I have a very close attachment to the fate of polar bears because of a nickname that I developed while in my first year in undergraduate school. I was going home one weekend with some friends to a high school football game and it was quite frigid outside. I believe the temperature was around 27 degrees. I had the urge to stick my head out the window and feel the chilly air so I did. One of my friends yelled at me to close the window and then said, “It’s freezing out there, close the window! What the hell are you, some kind of polar bear?!” Because of this comment, my height and my fair skin and hair, the nickname stuck and I have been interested in polar bears ever since.
Where’s the ice?
Like many other species on the planet, the survival of polar bears is threatened by habitat loss. However, the effects of global warming on the habitat of polar bears are greater in polar bear habitat because temperatures at the poles are rising faster than those on other parts of the globe. This means that much of the sea ice that polar bears depend on for hunting and breeding is melting away, leaving them with smaller amounts of ice to inhabit.
Research by the IUCN Polar Bear Specialist Group show that 8 out of 12 polar bear populations studied in 2009 are declining compared to only 5 populations that were declining in 2005. Even if we stopped pumping out all the greenhouse gases we put into the Earth’s atmosphere tomorrow, the results of global warming would still carry on for several years into the future. This means that we have to act soon to reverse the trend of warming in time to save enough sea ice for polar bears to survive. If we do not, I will have a meaningless nickname and this would be horrible.
Your call to action
There are many simple ways that we can all reduce the amount of greenhouse gases being pumped into the atmosphere: carpooling, buying a fuel-efficient vehicle, composting our food waste rather than sending it to the landfill, conserving water in domestic use helps reduce energy use significantly and buying local and/or organic reduces the amount of fuel burnt for food transportation and pesticide use. These are all simple things that we can do without putting a large dent in our wallet to help curb greenhouse gases.

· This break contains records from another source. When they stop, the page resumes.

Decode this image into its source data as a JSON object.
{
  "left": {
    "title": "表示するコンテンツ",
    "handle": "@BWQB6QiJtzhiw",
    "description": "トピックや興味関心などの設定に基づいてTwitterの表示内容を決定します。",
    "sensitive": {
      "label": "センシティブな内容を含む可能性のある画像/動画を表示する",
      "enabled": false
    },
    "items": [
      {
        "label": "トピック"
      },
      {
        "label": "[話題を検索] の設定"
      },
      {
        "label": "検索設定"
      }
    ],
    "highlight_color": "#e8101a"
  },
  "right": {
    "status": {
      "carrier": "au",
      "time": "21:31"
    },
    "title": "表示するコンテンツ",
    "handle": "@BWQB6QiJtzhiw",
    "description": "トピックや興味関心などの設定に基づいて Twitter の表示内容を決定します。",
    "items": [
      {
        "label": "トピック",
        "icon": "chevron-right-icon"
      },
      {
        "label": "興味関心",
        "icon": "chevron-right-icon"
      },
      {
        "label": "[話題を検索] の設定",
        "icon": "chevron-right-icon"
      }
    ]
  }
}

Here is a great informational video on polar bears and the threats they face.